Thursday, February 20, 2020

Theory and head spinning

I STARTED DABBLING with the guitar around 40 years ago. It's only taken that long to figure out a C6 guitar chord. Hooray for me!

Most students are interested in technique, learning chords and strumming to songs. Guitar isn't hard to figure out if you have the time and the interest. If you have the passion, it's incredible how much stuff there is to learn. And as long as I teach, I will learn.

When I quit my real job 7 1/2 years ago, I had to buckle down and learn more about scales and fretboard navigation. But my guitar playing didn't really improve until I started studying theory, and that's a recent development.

In the past month I've had several older students ask why things work the way they do. Basically it starts with learning a major scale, then taking the root, third and fifth notes to play a major chord.

Easy peazy, right?

Well, not really. It gets really complicated. And this circle of fifths thing is enough to drive anybody mad. I'm crazy already so maybe it's no big deal.

If you are good at math you can figure out this guitar theory thing. I'm horrible at math. But I'm trying.

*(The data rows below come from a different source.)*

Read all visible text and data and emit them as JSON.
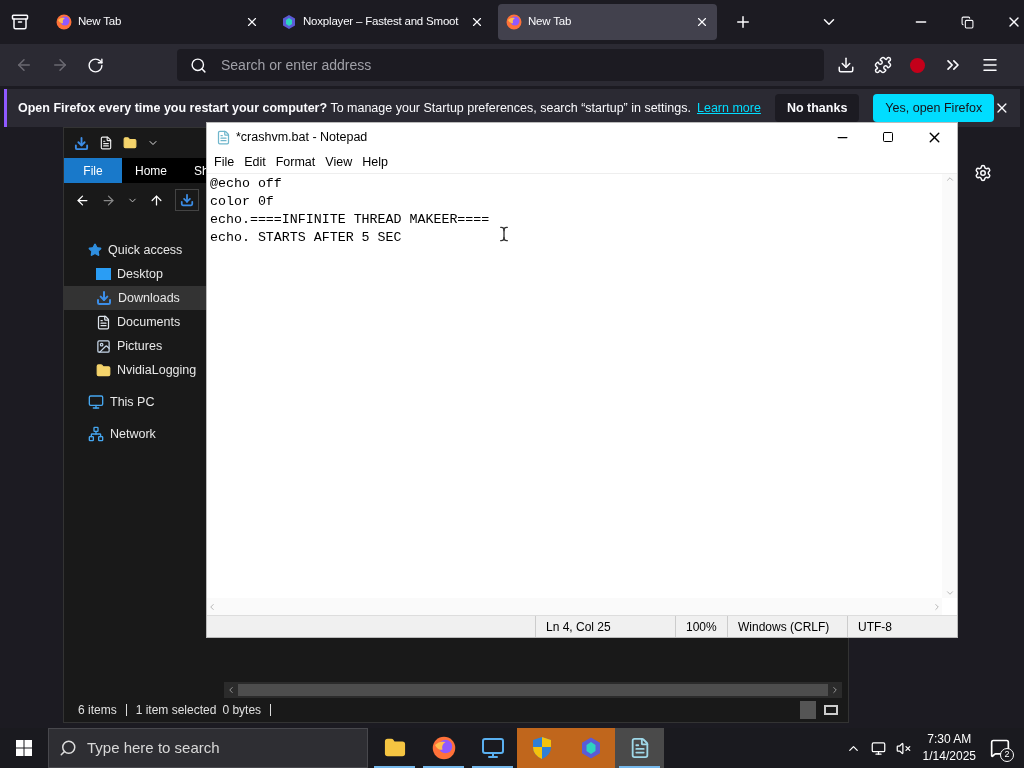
{
  "browser": {
    "tabs": [
      {
        "title": "New Tab",
        "kind": "firefox",
        "selected": false
      },
      {
        "title": "Noxplayer – Fastest and Smoot",
        "kind": "nox",
        "selected": false
      },
      {
        "title": "New Tab",
        "kind": "firefox",
        "selected": true
      }
    ],
    "address": {
      "placeholder": "Search or enter address"
    },
    "notification": {
      "bold": "Open Firefox every time you restart your computer?",
      "text": "To manage your Startup preferences, search “startup” in settings.",
      "link": "Learn more",
      "buttons": [
        {
          "label": "No thanks",
          "kind": "secondary"
        },
        {
          "label": "Yes, open Firefox",
          "kind": "primary"
        }
      ]
    }
  },
  "explorer": {
    "ribbon_tabs": [
      {
        "label": "File",
        "selected": true
      },
      {
        "label": "Home",
        "selected": false
      },
      {
        "label": "Sh",
        "selected": false
      }
    ],
    "sidebar": [
      {
        "label": "Quick access",
        "kind": "star",
        "selected": false,
        "children": [
          {
            "label": "Desktop",
            "kind": "desktop",
            "selected": false
          },
          {
            "label": "Downloads",
            "kind": "download",
            "selected": true
          },
          {
            "label": "Documents",
            "kind": "document",
            "selected": false
          },
          {
            "label": "Pictures",
            "kind": "picture",
            "selected": false
          },
          {
            "label": "NvidiaLogging",
            "kind": "folder",
            "selected": false
          }
        ]
      },
      {
        "label": "This PC",
        "kind": "pc",
        "selected": false
      },
      {
        "label": "Network",
        "kind": "network",
        "selected": false
      }
    ],
    "status": [
      "6 items",
      "1 item selected",
      "0 bytes"
    ]
  },
  "notepad": {
    "title": "*crashvm.bat - Notepad",
    "menu": [
      "File",
      "Edit",
      "Format",
      "View",
      "Help"
    ],
    "lines": [
      "@echo off",
      "color 0f",
      "echo.====INFINITE THREAD MAKEER====",
      "echo. STARTS AFTER 5 SEC"
    ],
    "status": [
      "Ln 4, Col 25",
      "100%",
      "Windows (CRLF)",
      "UTF-8"
    ]
  },
  "taskbar": {
    "search": {
      "placeholder": "Type here to search"
    },
    "apps": [
      {
        "kind": "explorer",
        "running": true,
        "flashing": false,
        "active": false
      },
      {
        "kind": "firefox",
        "running": true,
        "flashing": false,
        "active": false
      },
      {
        "kind": "remote",
        "running": true,
        "flashing": false,
        "active": false
      },
      {
        "kind": "shield",
        "running": false,
        "flashing": true,
        "active": false
      },
      {
        "kind": "nox",
        "running": false,
        "flashing": true,
        "active": false
      },
      {
        "kind": "notepad",
        "running": true,
        "flashing": false,
        "active": true
      }
    ],
    "time": "7:30 AM",
    "date": "1/14/2025",
    "notification_count": "2"
  }
}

Last night a student and I figured out that a G4 and G suspended are the same thing. Suddenly we can rule the world. Then we went through the scale thing and I attempted to play a C6. It was strange using a pinky finger and altering the normal fingering. Nah. That can't be a C6.

We looked at the chord book. And there it was, a C6. Turns out my guess was right. Hooray for the teacher! Maybe he can get a little star next to his name and a ribbon for participating.

It's way cool when the light goes on and it makes sense.

Just how do you play an augmented 7th flat 9th? Hold on, Let me grab my chord book, and then twist my mind into a knot. After all, you never stop learning. Ever.

No comments:

Post a Comment